Western Front and would have paid anything to stay
in Palestine.

It was a sort of raffish attempt to turn the whole
thing into a joke and a "smart Yeomanry Regiment"
gamble. Everyone knows now that we are going to
France. All maps were handed in to-day and hot-
weather kit cancelled. The M.O. evidently felt as I
did, for he went quietly out before rthe show

April 7. (Sunday.) 6.45^ a.m. A quiet warm morning;
clouds low on the hilltops and the sun shining
through. Blue smoke rises from the incinerators of
our camp and the one on the far side of the Nablus
road. Everyone busy clearing up among the fig trees
which are now misty green. To-day we begin our
45-mile march down to Ludd. It is also the first day
of our journey to France, or wherever it is we are
going to.

These war diaries of mine contain many a note
scribbled in that hour of departure when the men
are loading limbers or putting on their packs and
everyone is in a fuss, except perhaps the present
writer, who invariably slopes off to some secluded spot
outside the camp or village. From there he hears the
noise of bustling preparation—high shouts, clatter of
tins, sounds of hurrying feet, "come on; fall in, head-
quarters"; and so on.
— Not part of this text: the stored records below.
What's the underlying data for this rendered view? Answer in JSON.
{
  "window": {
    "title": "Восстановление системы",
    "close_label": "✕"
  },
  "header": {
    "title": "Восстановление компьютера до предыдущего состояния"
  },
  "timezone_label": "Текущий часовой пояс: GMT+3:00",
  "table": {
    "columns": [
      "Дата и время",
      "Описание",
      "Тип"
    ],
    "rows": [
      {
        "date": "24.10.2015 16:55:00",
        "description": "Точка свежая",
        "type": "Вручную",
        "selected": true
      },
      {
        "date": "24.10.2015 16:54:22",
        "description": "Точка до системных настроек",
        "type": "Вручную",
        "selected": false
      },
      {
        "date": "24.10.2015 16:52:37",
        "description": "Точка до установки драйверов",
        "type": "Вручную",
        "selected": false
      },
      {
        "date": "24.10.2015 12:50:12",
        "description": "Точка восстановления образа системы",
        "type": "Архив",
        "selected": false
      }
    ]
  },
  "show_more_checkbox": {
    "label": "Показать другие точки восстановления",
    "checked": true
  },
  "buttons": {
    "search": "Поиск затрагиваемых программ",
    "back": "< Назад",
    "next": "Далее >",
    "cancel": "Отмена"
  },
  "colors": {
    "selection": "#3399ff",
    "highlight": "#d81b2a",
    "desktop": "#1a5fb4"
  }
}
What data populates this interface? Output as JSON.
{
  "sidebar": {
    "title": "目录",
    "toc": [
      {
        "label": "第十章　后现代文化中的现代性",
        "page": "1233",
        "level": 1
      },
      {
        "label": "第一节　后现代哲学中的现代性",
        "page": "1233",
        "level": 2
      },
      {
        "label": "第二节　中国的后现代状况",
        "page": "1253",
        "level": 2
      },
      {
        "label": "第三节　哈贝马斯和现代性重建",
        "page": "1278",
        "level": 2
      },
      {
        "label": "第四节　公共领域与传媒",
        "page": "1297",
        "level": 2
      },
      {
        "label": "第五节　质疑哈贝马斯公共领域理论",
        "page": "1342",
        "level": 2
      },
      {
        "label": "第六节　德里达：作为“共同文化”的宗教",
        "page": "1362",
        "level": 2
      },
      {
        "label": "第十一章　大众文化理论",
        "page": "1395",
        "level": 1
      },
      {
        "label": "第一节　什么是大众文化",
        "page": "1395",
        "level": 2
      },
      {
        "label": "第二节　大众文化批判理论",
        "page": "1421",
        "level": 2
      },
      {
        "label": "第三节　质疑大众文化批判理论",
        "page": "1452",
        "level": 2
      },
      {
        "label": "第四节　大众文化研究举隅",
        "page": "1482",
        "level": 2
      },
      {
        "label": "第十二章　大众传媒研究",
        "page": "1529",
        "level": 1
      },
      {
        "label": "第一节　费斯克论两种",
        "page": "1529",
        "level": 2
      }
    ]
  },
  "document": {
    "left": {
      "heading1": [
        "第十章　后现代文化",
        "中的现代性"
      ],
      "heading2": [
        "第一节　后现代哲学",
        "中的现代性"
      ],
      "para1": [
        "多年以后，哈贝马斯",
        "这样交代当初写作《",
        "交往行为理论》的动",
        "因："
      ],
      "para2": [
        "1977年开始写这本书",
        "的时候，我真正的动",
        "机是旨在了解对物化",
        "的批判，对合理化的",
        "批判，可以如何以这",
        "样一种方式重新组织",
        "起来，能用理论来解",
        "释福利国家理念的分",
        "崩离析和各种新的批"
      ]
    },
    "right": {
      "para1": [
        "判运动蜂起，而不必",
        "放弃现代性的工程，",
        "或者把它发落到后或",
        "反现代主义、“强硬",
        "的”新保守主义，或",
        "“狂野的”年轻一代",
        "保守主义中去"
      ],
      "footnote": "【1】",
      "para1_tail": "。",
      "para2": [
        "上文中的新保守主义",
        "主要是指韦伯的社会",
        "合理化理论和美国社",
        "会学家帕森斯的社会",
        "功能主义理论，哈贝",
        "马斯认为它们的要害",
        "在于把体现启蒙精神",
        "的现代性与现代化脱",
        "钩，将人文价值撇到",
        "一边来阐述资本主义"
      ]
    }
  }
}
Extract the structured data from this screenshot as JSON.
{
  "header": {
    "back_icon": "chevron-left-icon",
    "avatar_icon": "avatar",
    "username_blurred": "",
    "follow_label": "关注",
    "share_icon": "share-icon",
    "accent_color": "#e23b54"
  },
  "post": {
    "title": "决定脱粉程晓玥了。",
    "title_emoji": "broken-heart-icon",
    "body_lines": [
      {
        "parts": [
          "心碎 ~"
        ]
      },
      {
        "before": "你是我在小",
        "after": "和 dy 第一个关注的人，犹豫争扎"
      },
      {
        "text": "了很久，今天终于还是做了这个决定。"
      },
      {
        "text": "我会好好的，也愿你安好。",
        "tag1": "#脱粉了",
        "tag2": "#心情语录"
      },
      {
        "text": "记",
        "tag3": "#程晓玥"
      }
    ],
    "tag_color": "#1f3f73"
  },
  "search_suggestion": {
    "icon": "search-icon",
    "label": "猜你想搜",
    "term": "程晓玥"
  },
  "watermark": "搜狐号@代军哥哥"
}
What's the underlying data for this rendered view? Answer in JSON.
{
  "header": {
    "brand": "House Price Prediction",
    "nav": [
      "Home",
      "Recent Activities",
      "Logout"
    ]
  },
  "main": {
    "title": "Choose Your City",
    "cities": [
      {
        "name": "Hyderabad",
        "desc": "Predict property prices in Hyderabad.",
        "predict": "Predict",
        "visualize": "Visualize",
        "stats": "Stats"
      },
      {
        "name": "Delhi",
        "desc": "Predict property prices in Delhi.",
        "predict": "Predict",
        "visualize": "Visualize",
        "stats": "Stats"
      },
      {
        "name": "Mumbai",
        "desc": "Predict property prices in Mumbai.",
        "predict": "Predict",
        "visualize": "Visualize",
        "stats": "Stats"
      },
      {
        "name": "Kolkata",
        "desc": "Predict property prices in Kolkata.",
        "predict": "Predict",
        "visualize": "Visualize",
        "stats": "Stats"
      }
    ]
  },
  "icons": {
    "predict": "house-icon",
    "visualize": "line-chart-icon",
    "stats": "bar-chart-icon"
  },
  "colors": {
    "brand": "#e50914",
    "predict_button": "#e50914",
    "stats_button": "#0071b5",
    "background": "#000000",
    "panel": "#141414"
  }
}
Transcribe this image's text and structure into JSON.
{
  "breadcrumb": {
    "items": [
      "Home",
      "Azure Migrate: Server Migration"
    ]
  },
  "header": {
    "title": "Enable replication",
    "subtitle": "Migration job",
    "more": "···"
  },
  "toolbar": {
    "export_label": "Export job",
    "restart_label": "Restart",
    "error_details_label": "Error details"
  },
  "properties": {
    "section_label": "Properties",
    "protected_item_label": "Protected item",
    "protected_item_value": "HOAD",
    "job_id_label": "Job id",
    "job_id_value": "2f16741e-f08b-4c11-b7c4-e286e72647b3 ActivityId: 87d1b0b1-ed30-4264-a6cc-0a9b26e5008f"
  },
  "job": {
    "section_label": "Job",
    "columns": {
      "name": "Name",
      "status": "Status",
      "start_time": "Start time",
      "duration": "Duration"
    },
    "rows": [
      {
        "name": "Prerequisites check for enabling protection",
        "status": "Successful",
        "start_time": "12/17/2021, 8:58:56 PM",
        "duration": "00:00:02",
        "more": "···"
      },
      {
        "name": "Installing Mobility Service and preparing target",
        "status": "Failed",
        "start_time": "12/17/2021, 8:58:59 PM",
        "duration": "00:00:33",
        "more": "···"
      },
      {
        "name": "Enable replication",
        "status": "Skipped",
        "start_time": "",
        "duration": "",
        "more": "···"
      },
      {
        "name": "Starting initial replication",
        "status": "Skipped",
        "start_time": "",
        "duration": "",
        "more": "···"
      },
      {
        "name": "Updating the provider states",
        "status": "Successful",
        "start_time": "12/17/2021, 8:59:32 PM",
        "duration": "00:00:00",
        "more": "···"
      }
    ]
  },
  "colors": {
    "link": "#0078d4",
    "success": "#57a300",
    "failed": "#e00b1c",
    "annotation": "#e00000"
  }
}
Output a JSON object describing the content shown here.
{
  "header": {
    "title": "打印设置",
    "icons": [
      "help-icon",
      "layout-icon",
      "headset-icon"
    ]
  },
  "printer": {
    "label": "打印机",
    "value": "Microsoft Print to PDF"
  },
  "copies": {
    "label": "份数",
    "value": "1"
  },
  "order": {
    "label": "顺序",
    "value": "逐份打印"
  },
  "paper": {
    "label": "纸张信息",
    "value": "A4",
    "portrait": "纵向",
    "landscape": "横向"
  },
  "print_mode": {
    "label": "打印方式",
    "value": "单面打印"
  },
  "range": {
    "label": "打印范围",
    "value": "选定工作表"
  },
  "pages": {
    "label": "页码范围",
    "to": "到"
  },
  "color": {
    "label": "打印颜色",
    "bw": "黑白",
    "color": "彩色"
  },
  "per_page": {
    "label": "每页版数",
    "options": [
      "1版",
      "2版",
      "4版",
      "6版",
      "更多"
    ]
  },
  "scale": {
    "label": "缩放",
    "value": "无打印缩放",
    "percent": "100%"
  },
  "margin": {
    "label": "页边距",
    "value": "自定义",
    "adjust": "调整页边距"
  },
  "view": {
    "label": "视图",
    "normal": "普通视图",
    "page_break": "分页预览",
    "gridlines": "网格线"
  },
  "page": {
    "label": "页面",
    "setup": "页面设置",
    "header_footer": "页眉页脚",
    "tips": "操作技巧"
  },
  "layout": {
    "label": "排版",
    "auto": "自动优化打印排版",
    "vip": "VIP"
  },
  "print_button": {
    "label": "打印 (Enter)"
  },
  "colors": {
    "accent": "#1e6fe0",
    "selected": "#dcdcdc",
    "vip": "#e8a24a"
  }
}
Birds whistle and pipe small in the still morning
air, flitting among the clematis and broom, alighting
on fig branches or bright green thorn bushes. The
hillside feels more like a garden than ever before—
an everlasting garden just outside the temporary
habitations of men. In half an hour I shall be trudg-
ing along behind the column with a lot of baggage